- Integrated Ocean Observing Systems – establishment of routine observing systems for physical and biological features of marine ecosystems off Alaska is essential to monitoring the effects of global climate change.
- Studies of physiology and life history. Models only go so far; the biology and life history of many species off Alaska are poorly known, including functional relationships between their growth and survival and environmental conditions. In order to understand the effects of global warming and human effects on these populations and associated ecosystem consequences, it is essential to invest in studies of basic biology, life history, and physiology of poorly studied northern marine species. Physiological studies can reveal a great deal about the impacts of increasing temperature on the scope for growth and survival of northern species.
- Coupled climate-ecosystem and climate-fisheries forecasting models. It is imperative to establish explicit linkages between climate forecast models and regional ecosystem and fishery models so that outlooks for changes in marine ecosystems and fisheries can be made more quantitative and less qualitative. In June 2007, PICES will convene a workshop on linking climate and fisheries forecasts, but this is just a very initial step in a process that will require substantial efforts.

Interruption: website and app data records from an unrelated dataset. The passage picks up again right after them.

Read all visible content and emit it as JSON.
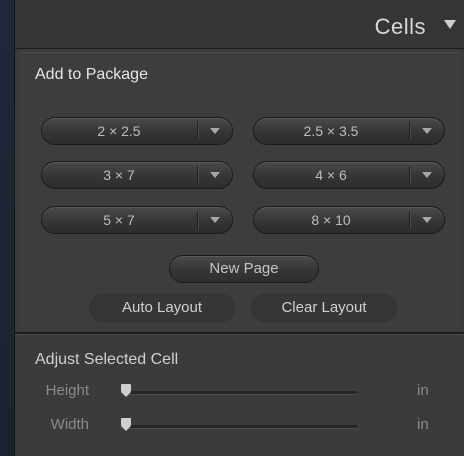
{
  "panel": {
    "title": "Cells"
  },
  "add_to_package": {
    "title": "Add to Package",
    "sizes": [
      {
        "label": "2 × 2.5"
      },
      {
        "label": "2.5 × 3.5"
      },
      {
        "label": "3 × 7"
      },
      {
        "label": "4 × 6"
      },
      {
        "label": "5 × 7"
      },
      {
        "label": "8 × 10"
      }
    ],
    "new_page_label": "New Page",
    "auto_layout_label": "Auto Layout",
    "clear_layout_label": "Clear Layout"
  },
  "adjust_cell": {
    "title": "Adjust Selected Cell",
    "sliders": [
      {
        "label": "Height",
        "unit": "in",
        "value": 0.0
      },
      {
        "label": "Width",
        "unit": "in",
        "value": 0.0
      }
    ]
  },
  "colors": {
    "panel_bg": "#3a3a3a",
    "text": "#e6e6e6",
    "muted": "#8a8a8a"
  }
}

Thank you, Madam Chair, for the opportunity to speak to you and your committee today. I would be pleased to answer any questions you or other committee members may have.ReferencesAnderson, P.J., and J.F. Piatt. 1999. Community reorganization in the Gulf of Alaska following ocean climate regime shift. Marine Ecology Progress Series 189: 117-123.Grebmeier, J.M., J.E. Overland, S.E. Moore, E.V. Farley, E.C. Carmack, L.W. Cooper, K.E. Frey, J.H. Helle, F.A. McLaughlin, and S.L. McNutt. 2006. A major ecosystem shift in the northern Bering Sea. Science 311: 1461-1464.Kocan, R., P. Hershberger, and J. Winton. 2003. Effects of Ichthyophonus on survival and reproductive success of Yukon River chinook salmon. U.S. Fish and Wildlife Service, Office of Subsistence Management, Final Report 01-200.Kruse, G.H. 1998. Salmon run failures in 1997-1998: A link to anomalous ocean conditions? Alaska Fishery Research Bulletin 5(1): 55-63.Loher, T., and D.A. Armstrong. 2005. Historical changes in the abundance and distribution of ovigerous red king crabs (Paralithodes camtschaticus) in Bristol Bay (Alaska), and potential relationship with bottom temperature. Fisheries Oceanography 14: 292-306.NMFS (National Marine Fisheries Service). 2007. Fisheries of the United States, 2005. National Marine Fisheries Service, Current Fishery Statistics 2005, Silver Spring, MD.Orensanz, J., B. Ernst, D.A. Armstrong, P. Stabeno, and P. Livingston. 2004. Contraction of the geographic range of distribution of snow crab (Chionoecetes opilio) in the eastern Bering Sea: an environmental ratchet? CalCOFI Report 45: 65-79.Pew Oceans Commission. 2003. America’s living oceans: charting a course for sea change. A report to the nation: recommendations for a new ocean policy. Arlington, VA.Zheng, J., and G.H. Kruse. 2006. Recruitment variation of eastern Bering Sea crabs: climate forcing or top-down effects? Progress in Oceanography 6
- Ecosystem approach to management. Climate change is just one of a suite of both human and naturally occurring factors that need to be considered in the management of living marine resources. Effective management of marine resources off Alaska will become increasingly complex, given the uses of these resources by coastal Native communities and higher trophic level species (e.g., birds and mammals). Potential for increased marine transportation and oil and gas exploration and development further heighten the need for an ecosystem approach to management.
Dr. Richard A. FeelySupervisory OceanographerNational Oceanic and Atmospheric Administration (NOAA)